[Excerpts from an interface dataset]
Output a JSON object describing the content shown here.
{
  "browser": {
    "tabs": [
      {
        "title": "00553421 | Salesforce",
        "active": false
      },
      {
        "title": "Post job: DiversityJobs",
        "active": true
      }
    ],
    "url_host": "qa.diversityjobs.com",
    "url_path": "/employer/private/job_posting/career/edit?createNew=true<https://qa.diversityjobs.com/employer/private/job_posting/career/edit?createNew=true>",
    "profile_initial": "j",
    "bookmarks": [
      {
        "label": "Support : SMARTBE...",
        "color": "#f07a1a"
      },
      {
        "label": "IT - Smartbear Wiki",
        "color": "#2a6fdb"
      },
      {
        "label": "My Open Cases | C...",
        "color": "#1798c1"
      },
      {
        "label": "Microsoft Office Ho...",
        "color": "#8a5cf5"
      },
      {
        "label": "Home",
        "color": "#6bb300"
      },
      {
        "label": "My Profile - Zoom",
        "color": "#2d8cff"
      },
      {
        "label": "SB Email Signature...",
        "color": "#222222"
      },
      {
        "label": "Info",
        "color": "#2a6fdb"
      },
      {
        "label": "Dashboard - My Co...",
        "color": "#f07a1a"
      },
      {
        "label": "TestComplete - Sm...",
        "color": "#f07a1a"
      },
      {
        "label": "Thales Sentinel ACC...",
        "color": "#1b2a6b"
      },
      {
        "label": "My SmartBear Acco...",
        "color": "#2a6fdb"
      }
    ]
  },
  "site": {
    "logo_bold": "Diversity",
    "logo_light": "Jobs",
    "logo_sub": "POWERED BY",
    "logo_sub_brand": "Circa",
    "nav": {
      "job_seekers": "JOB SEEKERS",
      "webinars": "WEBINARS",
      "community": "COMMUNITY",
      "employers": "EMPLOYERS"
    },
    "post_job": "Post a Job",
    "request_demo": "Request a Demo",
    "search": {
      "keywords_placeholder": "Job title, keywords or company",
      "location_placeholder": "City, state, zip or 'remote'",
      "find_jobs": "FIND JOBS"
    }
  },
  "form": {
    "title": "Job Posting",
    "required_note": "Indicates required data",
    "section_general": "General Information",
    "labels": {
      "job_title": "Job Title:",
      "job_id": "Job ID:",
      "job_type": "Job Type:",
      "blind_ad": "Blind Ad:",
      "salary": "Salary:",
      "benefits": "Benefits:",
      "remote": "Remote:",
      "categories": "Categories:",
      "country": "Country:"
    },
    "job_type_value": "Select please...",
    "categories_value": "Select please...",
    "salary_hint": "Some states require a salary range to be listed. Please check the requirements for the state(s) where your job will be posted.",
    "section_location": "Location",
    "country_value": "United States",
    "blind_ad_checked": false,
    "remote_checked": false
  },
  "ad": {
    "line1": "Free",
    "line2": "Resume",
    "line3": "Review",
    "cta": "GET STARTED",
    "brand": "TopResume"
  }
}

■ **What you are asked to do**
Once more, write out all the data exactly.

■ **Problem solution**
Output a JSON object describing the content shown here.
{
  "browser": {
    "tabs": [
      {
        "title": "00553421 | Salesforce",
        "active": false
      },
      {
        "title": "Post job: DiversityJobs",
        "active": true
      }
    ],
    "url_host": "qa.diversityjobs.com",
    "url_path": "/employer/private/job_posting/career/edit?createNew=true<https://qa.diversityjobs.com/employer/private/job_posting/career/edit?createNew=true>",
    "profile_initial": "j",
    "bookmarks": [
      {
        "label": "Support : SMARTBE...",
        "color": "#f07a1a"
      },
      {
        "label": "IT - Smartbear Wiki",
        "color": "#2a6fdb"
      },
      {
        "label": "My Open Cases | C...",
        "color": "#1798c1"
      },
      {
        "label": "Microsoft Office Ho...",
        "color": "#8a5cf5"
      },
      {
        "label": "Home",
        "color": "#6bb300"
      },
      {
        "label": "My Profile - Zoom",
        "color": "#2d8cff"
      },
      {
        "label": "SB Email Signature...",
        "color": "#222222"
      },
      {
        "label": "Info",
        "color": "#2a6fdb"
      },
      {
        "label": "Dashboard - My Co...",
        "color": "#f07a1a"
      },
      {
        "label": "TestComplete - Sm...",
        "color": "#f07a1a"
      },
      {
        "label": "Thales Sentinel ACC...",
        "color": "#1b2a6b"
      },
      {
        "label": "My SmartBear Acco...",
        "color": "#2a6fdb"
      }
    ]
  },
  "site": {
    "logo_bold": "Diversity",
    "logo_light": "Jobs",
    "logo_sub": "POWERED BY",
    "logo_sub_brand": "Circa",
    "nav": {
      "job_seekers": "JOB SEEKERS",
      "webinars": "WEBINARS",
      "community": "COMMUNITY",
      "employers": "EMPLOYERS"
    },
    "post_job": "Post a Job",
    "request_demo": "Request a Demo",
    "search": {
      "keywords_placeholder": "Job title, keywords or company",
      "location_placeholder": "City, state, zip or 'remote'",
      "find_jobs": "FIND JOBS"
    }
  },
  "form": {
    "title": "Job Posting",
    "required_note": "Indicates required data",
    "section_general": "General Information",
    "labels": {
      "job_title": "Job Title:",
      "job_id": "Job ID:",
      "job_type": "Job Type:",
      "blind_ad": "Blind Ad:",
      "salary": "Salary:",
      "benefits": "Benefits:",
      "remote": "Remote:",
      "categories": "Categories:",
      "country": "Country:"
    },
    "job_type_value": "Select please...",
    "categories_value": "Select please...",
    "salary_hint": "Some states require a salary range to be listed. Please check the requirements for the state(s) where your job will be posted.",
    "section_location": "Location",
    "country_value": "United States",
    "blind_ad_checked": false,
    "remote_checked": false
  },
  "ad": {
    "line1": "Free",
    "line2": "Resume",
    "line3": "Review",
    "cta": "GET STARTED",
    "brand": "TopResume"
  }
}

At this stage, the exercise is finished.